Graduating at the top of his Army basic training and technical schools, Rob spent his first two years in the military as a tactical communications repairman, working at bases in both the United States and Germany. I walked away from that military experience with the reward of determination, he says. I learned that if you set your mind to something, you can accomplish it.
When his service requirement was up, Rob left with tuition money in hand and entered business school. Disappointed to find his accounting classes uninspiring, he transferred to a small Michigan community college with plans to become a math and science teacher. Unexpectedly, the required anatomy and physiology courses sparked his interest in the field of science and medicine, leading him to Ferris State University, where he won an academic scholarship to study genetics and biotechnology.

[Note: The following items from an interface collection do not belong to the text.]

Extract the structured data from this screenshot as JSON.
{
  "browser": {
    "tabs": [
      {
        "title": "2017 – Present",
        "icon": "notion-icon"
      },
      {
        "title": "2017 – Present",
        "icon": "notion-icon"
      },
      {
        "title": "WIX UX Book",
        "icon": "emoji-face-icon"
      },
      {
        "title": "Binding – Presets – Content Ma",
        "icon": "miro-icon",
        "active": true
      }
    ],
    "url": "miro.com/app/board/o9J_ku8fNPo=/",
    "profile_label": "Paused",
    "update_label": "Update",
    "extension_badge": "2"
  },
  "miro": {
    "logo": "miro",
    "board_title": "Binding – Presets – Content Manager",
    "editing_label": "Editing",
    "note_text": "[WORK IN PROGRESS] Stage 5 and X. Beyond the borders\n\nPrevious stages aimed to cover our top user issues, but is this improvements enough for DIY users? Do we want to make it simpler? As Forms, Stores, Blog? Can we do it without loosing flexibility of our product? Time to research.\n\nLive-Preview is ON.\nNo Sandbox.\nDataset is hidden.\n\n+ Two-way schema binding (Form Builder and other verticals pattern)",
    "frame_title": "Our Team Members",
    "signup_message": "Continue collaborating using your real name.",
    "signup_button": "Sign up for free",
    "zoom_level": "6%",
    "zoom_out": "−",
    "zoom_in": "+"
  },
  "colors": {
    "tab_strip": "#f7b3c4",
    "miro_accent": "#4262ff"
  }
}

Rob set out to learn as much as he could about the field of medicine during his time at Ferris State. Asking physicians about their career choice elicited stories of frustration over the business aspect of medicine interfering with the practice of their healing art. On the other hand was Robs memory of his hometown physician – the quintessential community doctor whom everyone knew, liked, and trusted. When he weighed the evidence for and against a career in medicine professional advice, personal impressions, and his own experiences with the healthcare system during the births of his children, Michael and Jennifer – Rob knew what he needed to do.

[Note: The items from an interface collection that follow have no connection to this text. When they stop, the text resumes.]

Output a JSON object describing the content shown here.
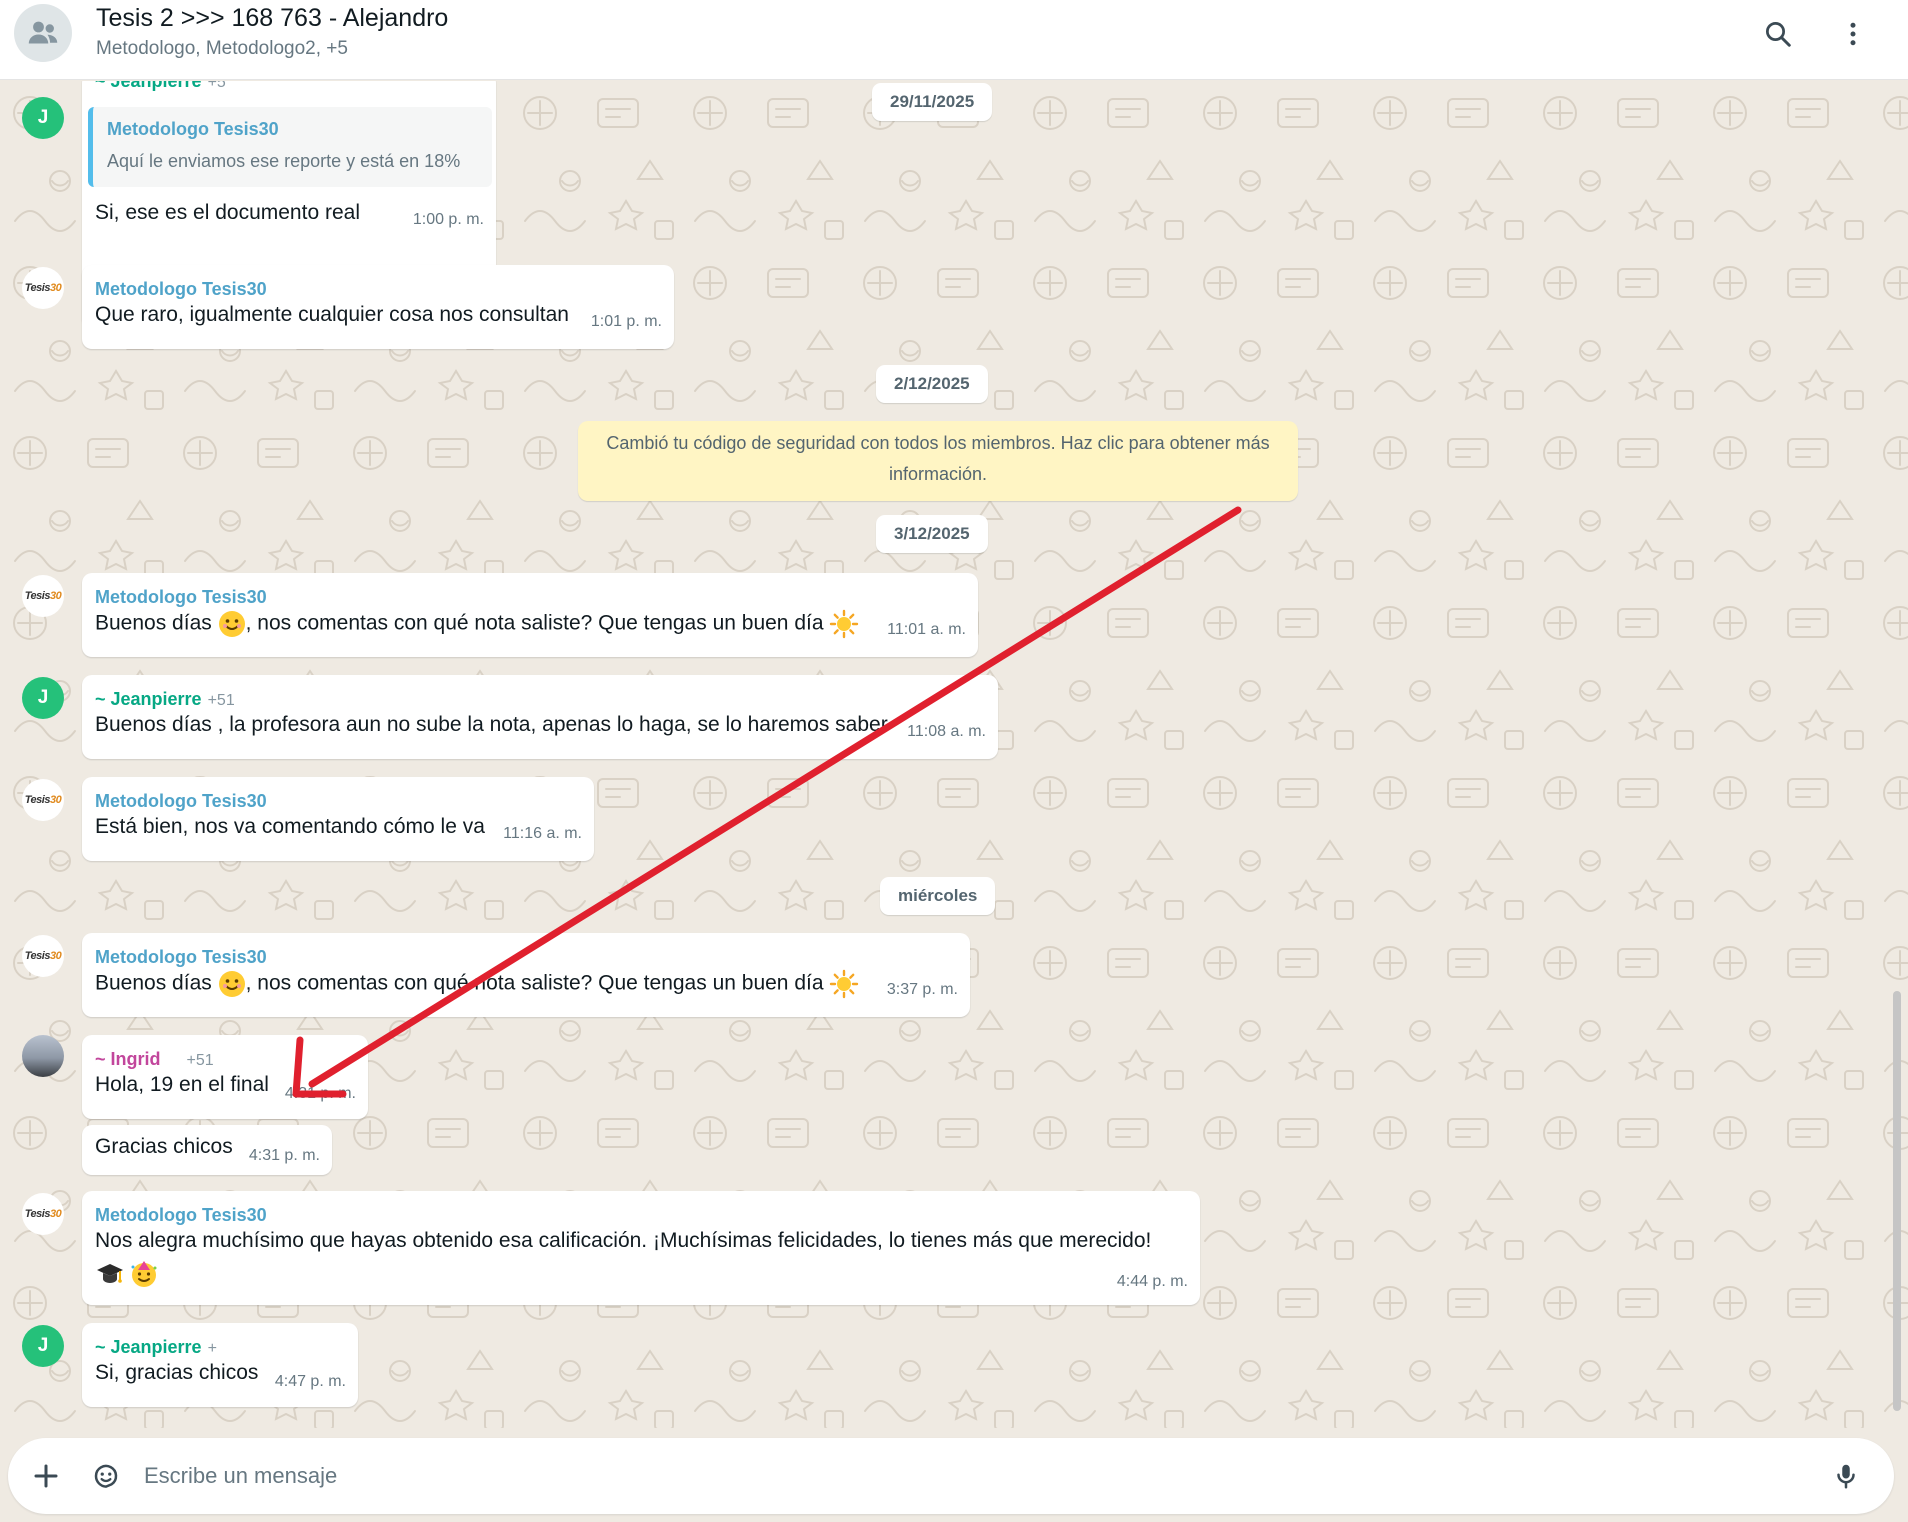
{
  "header": {
    "title": "Tesis 2 >>> 168 763 - Alejandro",
    "subtitle": "Metodologo, Metodologo2, +5",
    "icons": [
      "group-icon",
      "search-icon",
      "menu-dots-icon"
    ]
  },
  "dates": {
    "d1": "29/11/2025",
    "d2": "2/12/2025",
    "d3": "3/12/2025",
    "d4": "miércoles"
  },
  "system_message": "Cambió tu código de seguridad con todos los miembros. Haz clic para obtener más información.",
  "messages": {
    "m1": {
      "sender": "~ Jeanpierre",
      "phone": "+5",
      "quote_sender": "Metodologo Tesis30",
      "quote_text": "Aquí le enviamos ese reporte y está en 18%",
      "text": "Si, ese es el documento real",
      "time": "1:00 p. m.",
      "avatar": "J"
    },
    "m2": {
      "sender": "Metodologo Tesis30",
      "text": "Que raro, igualmente cualquier cosa nos consultan",
      "time": "1:01 p. m."
    },
    "m3": {
      "sender": "Metodologo Tesis30",
      "text_a": "Buenos días",
      "text_b": ", nos comentas con qué nota saliste? Que tengas un buen día",
      "time": "11:01 a. m."
    },
    "m4": {
      "sender": "~ Jeanpierre",
      "phone": "+51",
      "text": "Buenos días , la profesora aun no sube la nota, apenas lo haga, se lo haremos saber",
      "time": "11:08 a. m.",
      "avatar": "J"
    },
    "m5": {
      "sender": "Metodologo Tesis30",
      "text": "Está bien, nos va comentando cómo le va",
      "time": "11:16 a. m."
    },
    "m6": {
      "sender": "Metodologo Tesis30",
      "text_a": "Buenos días",
      "text_b": ", nos comentas con qué nota saliste? Que tengas un buen día",
      "time": "3:37 p. m."
    },
    "m7": {
      "sender": "~ Ingrid",
      "phone": "+51",
      "text": "Hola, 19 en el final",
      "time": "4:31 p. m."
    },
    "m8": {
      "text": "Gracias chicos",
      "time": "4:31 p. m."
    },
    "m9": {
      "sender": "Metodologo Tesis30",
      "text": "Nos alegra muchísimo que hayas obtenido esa calificación. ¡Muchísimas felicidades, lo tienes más que merecido!",
      "time": "4:44 p. m."
    },
    "m10": {
      "sender": "~ Jeanpierre",
      "phone": "+",
      "text": "Si, gracias chicos",
      "time": "4:47 p. m.",
      "avatar": "J"
    }
  },
  "avatar_logo": {
    "a": "Tesis",
    "b": "30"
  },
  "composer": {
    "placeholder": "Escribe un mensaje",
    "icons": [
      "plus-icon",
      "sticker-icon",
      "microphone-icon"
    ]
  },
  "colors": {
    "chat_background": "#efeae2",
    "bubble": "#ffffff",
    "system_message": "#fff5c4",
    "sender_metodologo": "#4fa3c9",
    "sender_jeanpierre": "#06a884",
    "sender_ingrid": "#c2469c",
    "avatar_green": "#25c17a",
    "annotation_arrow": "#e0202e"
  }
}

In typical fashion, he jokes, I didnt listen to anybody. I woke up one Sunday and thought, I like this so much that maybe I should make it my vocation. Robs focus and dedication nurtured this thought to fruition. In less than 9 months, he took the medical school entrance exam, applied, was interviewed and accepted, and began classes at Michigan State University School of Medicine. During this hectic time he also applied for and won the Armys Health Professional Scholarship, which paid for his medical education in full.
Medical school provided the ideal application for Robs discipline to work. Michigan States curriculum called for a year of near-independent study, for which a textbook and weekly Q&A were the only resources provided. While many students found this methodology challenging, Robs military service had prepared him to succeed. You really have to be disciplined to survive that curriculum, Rob states. He also recognized the future application of this type of educational structure. It set a precedent for what I do in my practice now: education and reeducation and keeping up with new material.

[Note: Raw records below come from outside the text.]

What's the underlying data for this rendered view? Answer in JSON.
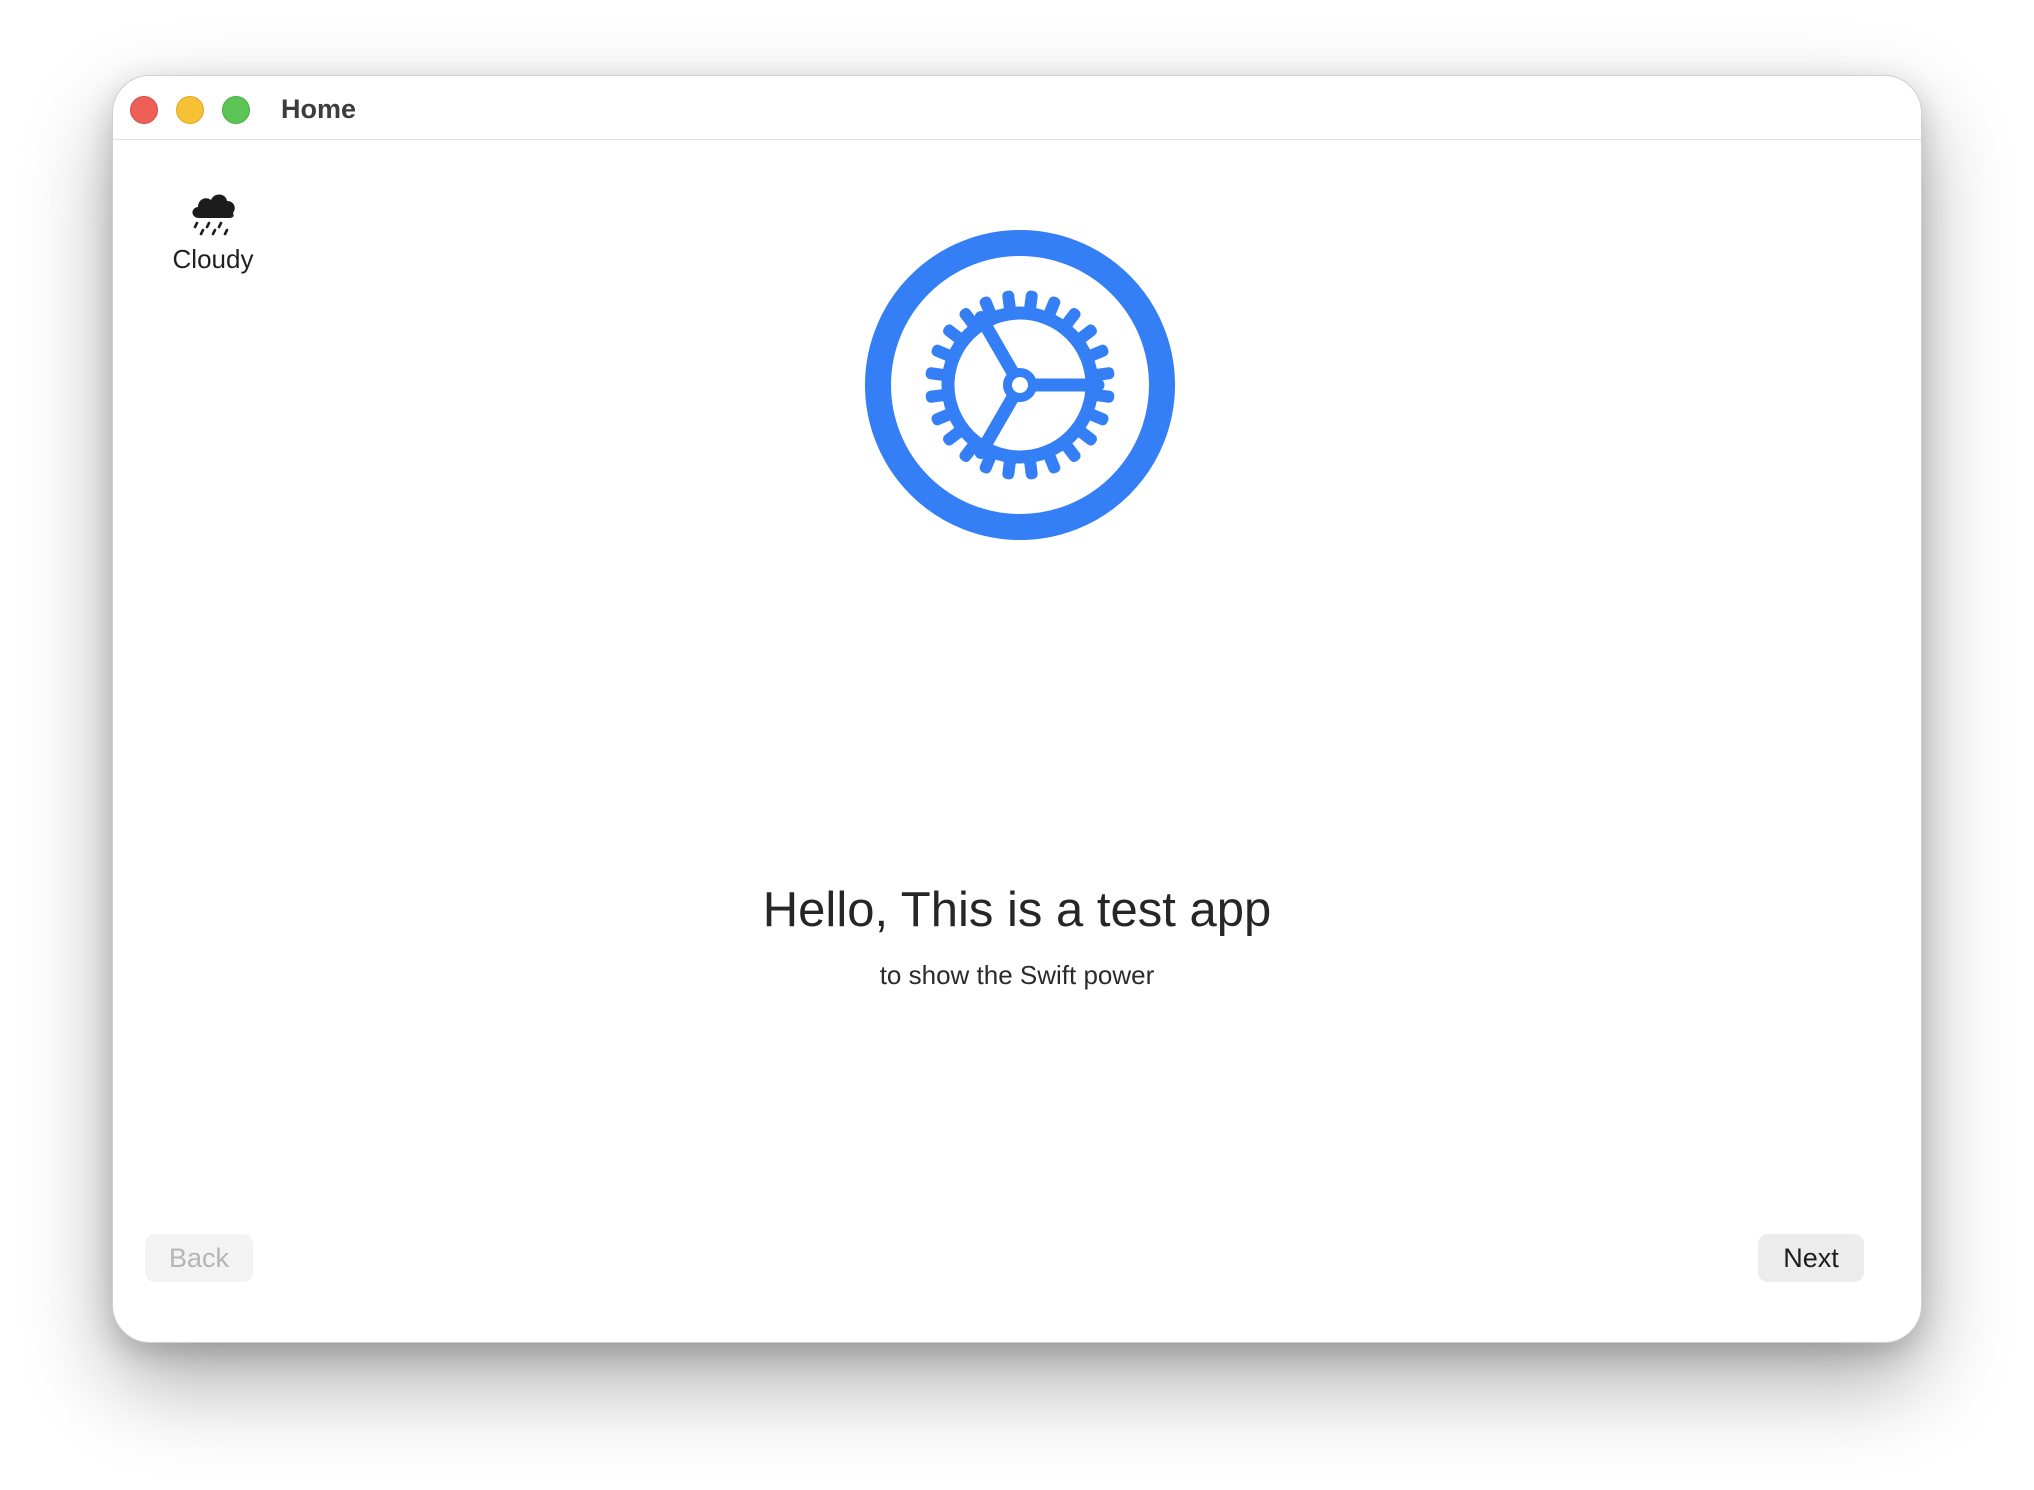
{
  "window": {
    "title": "Home"
  },
  "weather": {
    "icon": "cloud-drizzle-icon",
    "label": "Cloudy"
  },
  "hero": {
    "icon": "gear-icon",
    "color": "#347ef6"
  },
  "content": {
    "headline": "Hello, This is a test app",
    "subline": "to show the Swift power"
  },
  "navigation": {
    "back_label": "Back",
    "back_enabled": false,
    "next_label": "Next"
  }
}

Clinical rotations provider Rob with another test: choosing a specialty. He had entered medical school with plans of becoming a family physician but, with each specialty rotation he experienced, the choice became more difficult, as each specialty was interesting and challenging. After seriously considering several options (surgery, internal medicine and critical care, obstetrics), I went full circle and returned to family practice, he said. Family practice is the only choice that would allow me to incorporate all the other specialties into my patient care.
After graduation, Dr. Suykerbuyk moved to Augusta to begin his family practice residency at Eisenhower Army Medical Center at Fort Gordon, where he would complete his commitment to the Army in return for his medical education. It was at Eisenhower that Rob met Danielle Sanford. They were both medical residents, he in family practice and she in child psychiatry, but despite their demanding schedules, they made time for each other. After a 1- month courtship in 1998, they flew to Hawaii and were married on a beach in Maui.
Immediately after completing his residency in June 2000, Dr. Suykerbuyk was deployed overseas to Hungary to a starkly different working environment. Contrasted with the monitored, academic atmosphere of Eisenhower, he was now a senior medical officer in the region, requiring him to function much more independently. The transition helped plant my feet on the ground medically, he said. I started feeling more comfortable effectively triaging and simply practicing medicine on my own.
After seven months abroad, Rob retuned to the United States where he joined the teaching staff at Eisenhower. Over the next three years, he was active in teaching future family physicians, was deployed to Europe in support of the Global War on Terrorism, and led several clinical research studies. He began to branch out in his medical experience by also working part-time in Louisville and Madisons emergency rooms as well as providing weekend cross-coverage at CPC.
By this time, he was nearing the end of his duty to the Army and was looking to settle down. After meeting some of the physicians and staff at CPC, he knew he had found the right place. CPCs clinical model is how I had always pictured myself practicing medicine, he explains. The administrative staff covers the business aspects that physicians find so frustrating, allowing me to practice medicine the way I had intended. CPC has momentum and energy. It is growing, focused, and directed.
Of all the aspects of practicing medicine, including the application of technology to family healthcare, Robs favorite is interacting with patients. I enjoy working with people, meeting with people, talking to people. He also incorporates his fondness for teaching to his practice, educating his patients about healthy choices and disease prevention and management.
Rob and Danielle are equally adventurous and fond of vacationing around the world, especially Costa Rica, one of their favorite destinations. Right now, however, their attention is focused on an adventure of a different type. They are expecting their first child in January, and its likely their love for travel will be a distant second to the new arrival.
Dr. Robert Suykerbuyk brings unparalleled experience and a lively and dynamic element to the Center for Primary Care and is a welcomed addition to CPCs medical staff and the North Augusta community he is serving. To make an appointment with Dr. Suykerbuyk, call CPC-North Augusta at the North Augusta Health Center, 279-6800.